When hospitals are overrun, as has happened overseas at times during the pandemic, the quality of care drops - and not just for COVID patients. Little said if people can be treated at home, that frees up critical hospital beds for those who really need them, whether they have COVID or not.
"Getting the hospitals geared up with the right facilities in the right places to be able to accommodate people not just in ICU but on wards as well - specific dedicated COVID wards - I've asked the Ministry of Health to look at all of that, do some modelling about what numbers we might expect.
"In the end, the way we avoid putting undue pressure on the health system is maximising the number of people who are vaccinated. We've really got to get those numbers up."
While Delta is infectious enough it can still be caught and spread by the vaccinated, they're at far less risk of illness or death.
"The benefit of being vaccinated is the consequences for you are much less - much lower chance of having to go to hospital and needing that level of care."
We've currently got just over a third of the 12-plus population fully vaccinated, and just over two-thirds with one dose. About 70 percent have either had their second jab or are booked in to get it. While that would reach the National Party's threshold for opening up, the Government has declined to set a target - Prime Minister Jacinda Ardern on Tuesday saying there would still be regions with lower coverage than that left vulnerable. Māori vaccinations have also lagged behind, despite being at increased risk.
"In regions like Northland for example, where vaccination rates are lower compared to other parts of New Zealand, we need to get those rates up," said Little. "The message to people everywhere is vaccination isn't just about you and your own health. It's actually about your family, your whanau, your loved ones, your community."
Modelling is being done to try and work out what level of vaccination coverage would prevent hospitals being overwhelmed. Little said the experts are trying out a range of figures.
"It really depends on what your vaccination rates are, and we know there are slight regional variations. It's hard to put a single number on it, except that even with a highly vaccinated population, once the borders are open that risk sort of goes up.
"People will continue to be infected, but the consequences for them will be less, so therefore less pressure on the public health system. But it's hard to put hard numbers on it."

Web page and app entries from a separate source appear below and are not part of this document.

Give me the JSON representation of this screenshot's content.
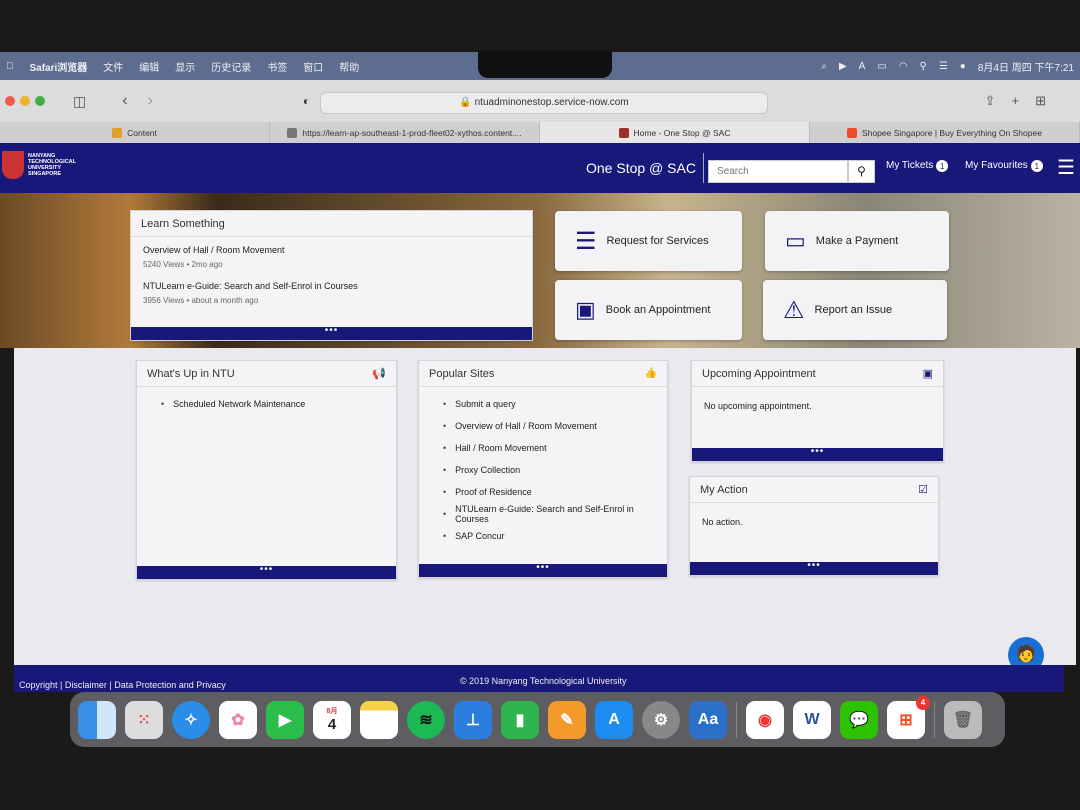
{
  "menubar": {
    "apple": "",
    "app": "Safari浏览器",
    "items": [
      "文件",
      "编辑",
      "显示",
      "历史记录",
      "书签",
      "窗口",
      "帮助"
    ],
    "clock": "8月4日 周四 下午7:21"
  },
  "browser": {
    "url": "ntuadminonestop.service-now.com",
    "tabs": [
      {
        "label": "Content",
        "color": "#e0a030"
      },
      {
        "label": "https://learn-ap-southeast-1-prod-fleet02-xythos.content....",
        "color": "#777"
      },
      {
        "label": "Home - One Stop @ SAC",
        "color": "#a03030"
      },
      {
        "label": "Shopee Singapore | Buy Everything On Shopee",
        "color": "#ee4d2d"
      }
    ]
  },
  "header": {
    "logo": [
      "NANYANG",
      "TECHNOLOGICAL",
      "UNIVERSITY",
      "SINGAPORE"
    ],
    "title": "One Stop @ SAC",
    "search_placeholder": "Search",
    "my_tickets": "My Tickets",
    "tickets_count": "1",
    "my_favourites": "My Favourites",
    "favourites_count": "1"
  },
  "learn": {
    "title": "Learn Something",
    "items": [
      {
        "title": "Overview of Hall / Room Movement",
        "views": "5240 Views",
        "age": "2mo ago"
      },
      {
        "title": "NTULearn e-Guide: Search and Self-Enrol in Courses",
        "views": "3956 Views",
        "age": "about a month ago"
      }
    ],
    "more": "•••"
  },
  "tiles": [
    {
      "label": "Request for Services",
      "icon": "list-icon"
    },
    {
      "label": "Make a Payment",
      "icon": "credit-card-icon"
    },
    {
      "label": "Book an Appointment",
      "icon": "address-book-icon"
    },
    {
      "label": "Report an Issue",
      "icon": "warning-icon"
    }
  ],
  "whats_up": {
    "title": "What's Up in NTU",
    "items": [
      "Scheduled Network Maintenance"
    ]
  },
  "popular": {
    "title": "Popular Sites",
    "items": [
      "Submit a query",
      "Overview of Hall / Room Movement",
      "Hall / Room Movement",
      "Proxy Collection",
      "Proof of Residence",
      "NTULearn e-Guide: Search and Self-Enrol in Courses",
      "SAP Concur"
    ]
  },
  "appointment": {
    "title": "Upcoming Appointment",
    "empty": "No upcoming appointment."
  },
  "action": {
    "title": "My Action",
    "empty": "No action."
  },
  "footer": {
    "links": "Copyright | Disclaimer | Data Protection and Privacy",
    "copyright": "© 2019 Nanyang Technological University"
  },
  "dock": {
    "calendar_month": "8月",
    "calendar_day": "4",
    "microsoft_badge": "4"
  },
  "colors": {
    "brand_navy": "#18187a"
  }
}
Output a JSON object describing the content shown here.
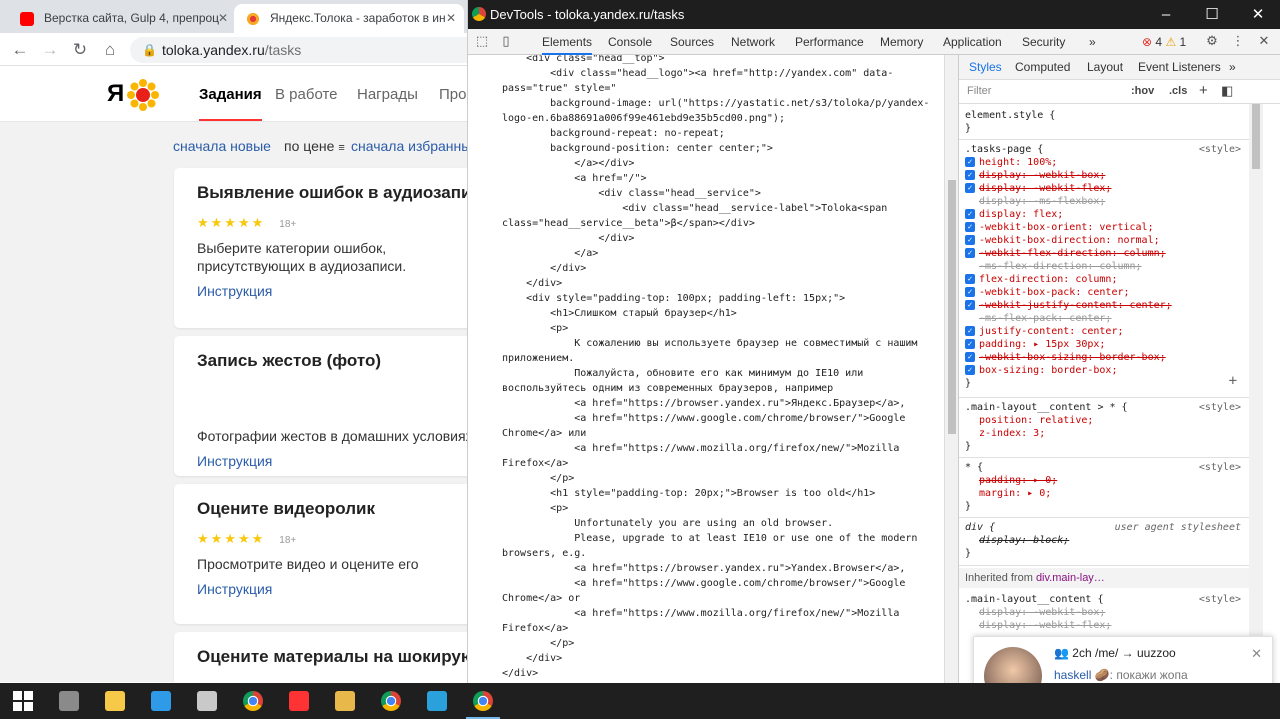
{
  "browser": {
    "tabs": [
      {
        "title": "Верстка сайта, Gulp 4, препроц",
        "icon": "youtube-icon",
        "color": "#ff0000"
      },
      {
        "title": "Яндекс.Толока - заработок в ин",
        "icon": "toloka-icon",
        "color": "#f9a825"
      }
    ],
    "url_host": "toloka.yandex.ru",
    "url_path": "/tasks"
  },
  "page": {
    "logo": "Я",
    "nav": [
      "Задания",
      "В работе",
      "Награды",
      "Про"
    ],
    "filters": [
      "сначала новые",
      "по цене",
      "сначала избранны"
    ],
    "cards": [
      {
        "title": "Выявление ошибок в аудиозаписи",
        "stars": "★★★★★",
        "age": "18+",
        "desc": "Выберите категории ошибок, присутствующих в аудиозаписи.",
        "link": "Инструкция"
      },
      {
        "title": "Запись жестов (фото)",
        "stars": "",
        "age": "",
        "desc": "Фотографии жестов в домашних условиях.",
        "link": "Инструкция"
      },
      {
        "title": "Оцените видеоролик",
        "stars": "★★★★★",
        "age": "18+",
        "desc": "Просмотрите видео и оцените его",
        "link": "Инструкция"
      },
      {
        "title": "Оцените материалы на шокирую",
        "stars": "",
        "age": "",
        "desc": "",
        "link": ""
      }
    ]
  },
  "devtools": {
    "title": "DevTools - toloka.yandex.ru/tasks",
    "tabs": [
      "Elements",
      "Console",
      "Sources",
      "Network",
      "Performance",
      "Memory",
      "Application",
      "Security",
      "»"
    ],
    "errors": "4",
    "warnings": "1",
    "code_lines": [
      "    <div class=\"head__top\">",
      "        <div class=\"head__logo\"><a href=\"http://yandex.com\" data-",
      "pass=\"true\" style=\"",
      "        background-image: url(\"https://yastatic.net/s3/toloka/p/yandex-",
      "logo-en.6ba88691a006f99e461ebd9e35b5cd00.png\");",
      "        background-repeat: no-repeat;",
      "        background-position: center center;\">",
      "            </a></div>",
      "            <a href=\"/\">",
      "                <div class=\"head__service\">",
      "                    <div class=\"head__service-label\">Toloka<span",
      "class=\"head__service__beta\">β</span></div>",
      "                </div>",
      "            </a>",
      "        </div>",
      "    </div>",
      "    <div style=\"padding-top: 100px; padding-left: 15px;\">",
      "        <h1>Слишком старый браузер</h1>",
      "        <p>",
      "            К сожалению вы используете браузер не совместимый с нашим",
      "приложением.",
      "            Пожалуйста, обновите его как минимум до IE10 или",
      "воспользуйтесь одним из современных браузеров, например",
      "            <a href=\"https://browser.yandex.ru\">Яндекс.Браузер</a>,",
      "            <a href=\"https://www.google.com/chrome/browser/\">Google",
      "Chrome</a> или",
      "            <a href=\"https://www.mozilla.org/firefox/new/\">Mozilla",
      "Firefox</a>",
      "        </p>",
      "        <h1 style=\"padding-top: 20px;\">Browser is too old</h1>",
      "        <p>",
      "            Unfortunately you are using an old browser.",
      "            Please, upgrade to at least IE10 or use one of the modern",
      "browsers, e.g.",
      "            <a href=\"https://browser.yandex.ru\">Yandex.Browser</a>,",
      "            <a href=\"https://www.google.com/chrome/browser/\">Google",
      "Chrome</a> or",
      "            <a href=\"https://www.mozilla.org/firefox/new/\">Mozilla",
      "Firefox</a>",
      "        </p>",
      "    </div>",
      "</div>"
    ],
    "styles": {
      "tabs": [
        "Styles",
        "Computed",
        "Layout",
        "Event Listeners",
        "»"
      ],
      "filter_placeholder": "Filter",
      "hov": ":hov",
      "cls": ".cls",
      "element_style": "element.style {",
      "tasks_selector": ".tasks-page {",
      "source": "<style>",
      "tasks_decls": [
        {
          "text": "height: 100%;",
          "cb": true,
          "strike": false
        },
        {
          "text": "display: -webkit-box;",
          "cb": true,
          "strike": true
        },
        {
          "text": "display: -webkit-flex;",
          "cb": true,
          "strike": true
        },
        {
          "text": "display: -ms-flexbox;",
          "cb": false,
          "strike": true
        },
        {
          "text": "display: flex;",
          "cb": true,
          "strike": false
        },
        {
          "text": "-webkit-box-orient: vertical;",
          "cb": true,
          "strike": false
        },
        {
          "text": "-webkit-box-direction: normal;",
          "cb": true,
          "strike": false
        },
        {
          "text": "-webkit-flex-direction: column;",
          "cb": true,
          "strike": true
        },
        {
          "text": "-ms-flex-direction: column;",
          "cb": false,
          "strike": true
        },
        {
          "text": "flex-direction: column;",
          "cb": true,
          "strike": false
        },
        {
          "text": "-webkit-box-pack: center;",
          "cb": true,
          "strike": false
        },
        {
          "text": "-webkit-justify-content: center;",
          "cb": true,
          "strike": true
        },
        {
          "text": "-ms-flex-pack: center;",
          "cb": false,
          "strike": true
        },
        {
          "text": "justify-content: center;",
          "cb": true,
          "strike": false
        },
        {
          "text": "padding: ▸ 15px 30px;",
          "cb": true,
          "strike": false
        },
        {
          "text": "-webkit-box-sizing: border-box;",
          "cb": true,
          "strike": true
        },
        {
          "text": "box-sizing: border-box;",
          "cb": true,
          "strike": false
        }
      ],
      "main_selector": ".main-layout__content > * {",
      "main_decls": [
        "position: relative;",
        "z-index: 3;"
      ],
      "star_selector": "* {",
      "star_decls": [
        "padding: ▸ 0;",
        "margin: ▸ 0;"
      ],
      "div_selector": "div {",
      "ua_label": "user agent stylesheet",
      "div_decl": "display: block;",
      "inherited_label": "Inherited from",
      "inherited_from": "div.main-lay…",
      "main2_selector": ".main-layout__content {",
      "main2_decls": [
        "display: -webkit-box;",
        "display: -webkit-flex;"
      ],
      "close_brace": "}"
    }
  },
  "notification": {
    "header": "2ch /me/ → uuzzoo",
    "sender": "haskell",
    "message": ": покажи жопа"
  },
  "taskbar": [
    "windows-start-icon",
    "file-explorer-icon",
    "sticky-notes-icon",
    "vscode-icon",
    "paint-icon",
    "chrome-icon",
    "yandex-browser-icon",
    "folder-icon",
    "chrome-icon",
    "telegram-icon",
    "chrome-active-icon"
  ]
}
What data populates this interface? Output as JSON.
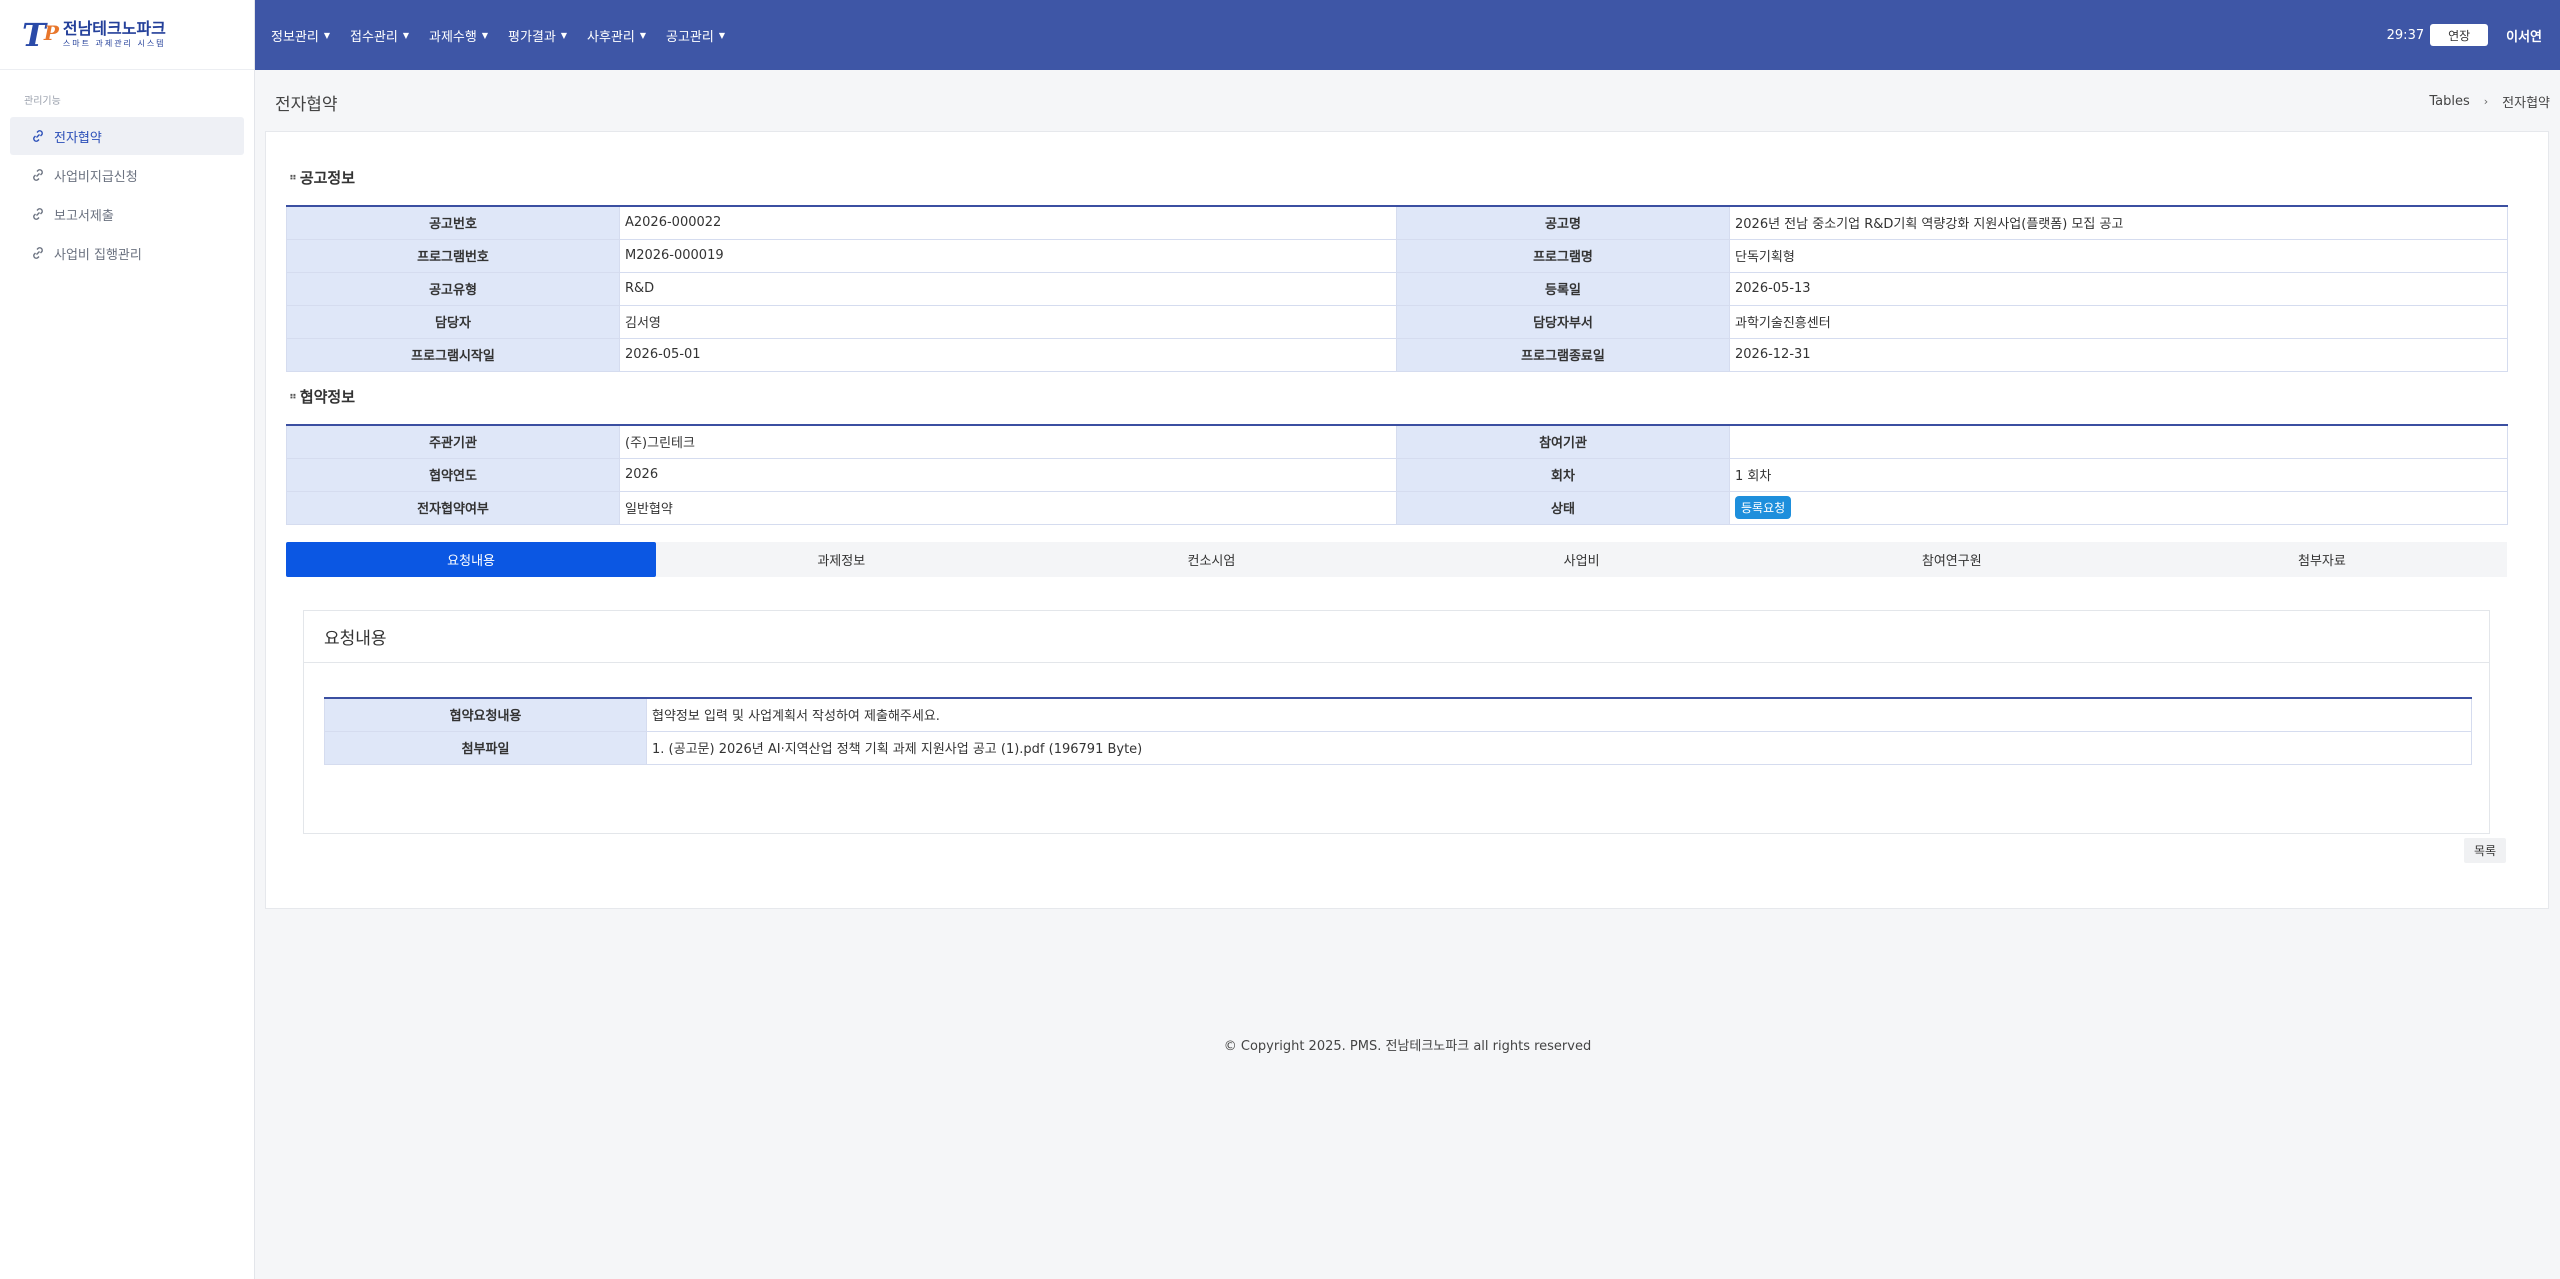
{
  "logo": {
    "mark": "TP",
    "title": "전남테크노파크",
    "subtitle": "스마트 과제관리 시스템"
  },
  "sidebar": {
    "section": "관리기능",
    "items": [
      {
        "label": "전자협약",
        "active": true
      },
      {
        "label": "사업비지급신청",
        "active": false
      },
      {
        "label": "보고서제출",
        "active": false
      },
      {
        "label": "사업비 집행관리",
        "active": false
      }
    ]
  },
  "topnav": {
    "menu": [
      "정보관리",
      "접수관리",
      "과제수행",
      "평가결과",
      "사후관리",
      "공고관리"
    ],
    "timer": "29:37",
    "extend_label": "연장",
    "user": "이서연"
  },
  "page": {
    "title": "전자협약",
    "breadcrumb": [
      "Tables",
      "전자협약"
    ]
  },
  "notice_section": {
    "title": "공고정보",
    "rows": [
      {
        "l1": "공고번호",
        "v1": "A2026-000022",
        "l2": "공고명",
        "v2": "2026년 전남 중소기업 R&D기획 역량강화 지원사업(플랫폼) 모집 공고"
      },
      {
        "l1": "프로그램번호",
        "v1": "M2026-000019",
        "l2": "프로그램명",
        "v2": "단독기획형"
      },
      {
        "l1": "공고유형",
        "v1": "R&D",
        "l2": "등록일",
        "v2": "2026-05-13"
      },
      {
        "l1": "담당자",
        "v1": "김서영",
        "l2": "담당자부서",
        "v2": "과학기술진흥센터"
      },
      {
        "l1": "프로그램시작일",
        "v1": "2026-05-01",
        "l2": "프로그램종료일",
        "v2": "2026-12-31"
      }
    ]
  },
  "agreement_section": {
    "title": "협약정보",
    "rows": [
      {
        "l1": "주관기관",
        "v1": "(주)그린테크",
        "l2": "참여기관",
        "v2": ""
      },
      {
        "l1": "협약연도",
        "v1": "2026",
        "l2": "회차",
        "v2": "1 회차"
      },
      {
        "l1": "전자협약여부",
        "v1": "일반협약",
        "l2": "상태",
        "v2": "등록요청"
      }
    ],
    "status_color": "#1e8fdc"
  },
  "tabs": [
    "요청내용",
    "과제정보",
    "컨소시엄",
    "사업비",
    "참여연구원",
    "첨부자료"
  ],
  "active_tab": 0,
  "request": {
    "title": "요청내용",
    "rows": [
      {
        "label": "협약요청내용",
        "value": "협약정보 입력 및 사업계획서 작성하여 제출해주세요."
      },
      {
        "label": "첨부파일",
        "value": "1. (공고문) 2026년 AI·지역산업 정책 기획 과제 지원사업 공고 (1).pdf (196791 Byte)"
      }
    ]
  },
  "list_button": "목록",
  "footer": "© Copyright 2025. PMS. 전남테크노파크 all rights reserved",
  "colors": {
    "topbar": "#3e56a6",
    "active_tab": "#0b57e3",
    "label_bg": "#dfe7f8"
  }
}
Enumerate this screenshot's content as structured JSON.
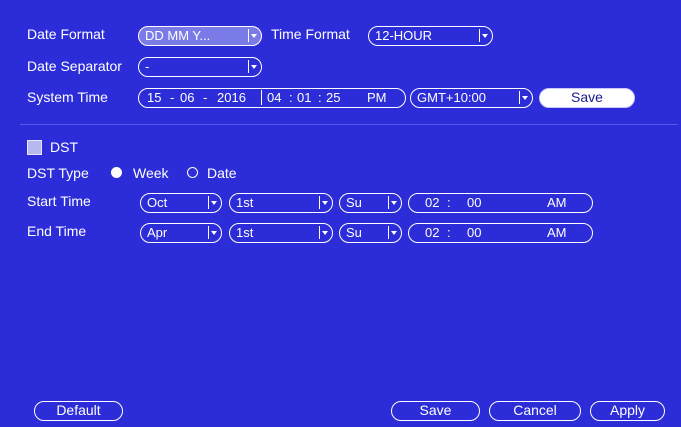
{
  "general": {
    "date_format_label": "Date Format",
    "date_format_value": "DD MM Y...",
    "time_format_label": "Time Format",
    "time_format_value": "12-HOUR",
    "date_separator_label": "Date Separator",
    "date_separator_value": "-",
    "system_time_label": "System Time",
    "system_time": {
      "day": "15",
      "month": "06",
      "year": "2016",
      "hour": "04",
      "minute": "01",
      "second": "25",
      "ampm": "PM",
      "sep_date": "-",
      "sep_time": ":"
    },
    "timezone_value": "GMT+10:00",
    "save_label": "Save"
  },
  "dst": {
    "label": "DST",
    "enabled": false,
    "type_label": "DST Type",
    "type_week": "Week",
    "type_date": "Date",
    "selected_type": "Week",
    "start_label": "Start Time",
    "end_label": "End Time",
    "start": {
      "month": "Oct",
      "week": "1st",
      "day": "Su",
      "hour": "02",
      "minute": "00",
      "ampm": "AM"
    },
    "end": {
      "month": "Apr",
      "week": "1st",
      "day": "Su",
      "hour": "02",
      "minute": "00",
      "ampm": "AM"
    },
    "time_sep": ":"
  },
  "footer": {
    "default_label": "Default",
    "save_label": "Save",
    "cancel_label": "Cancel",
    "apply_label": "Apply"
  },
  "colors": {
    "background": "#2c2cd8",
    "text": "#ffffff",
    "highlight": "#7b7be8"
  }
}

As for a target, Little would only say he'd like New Zealand to "lead the world in vaccination rates". Leading the way currently are Malta, Portugal, UAE, Spain and Singapore, who all have around - or in excess of - 80 percent coverage.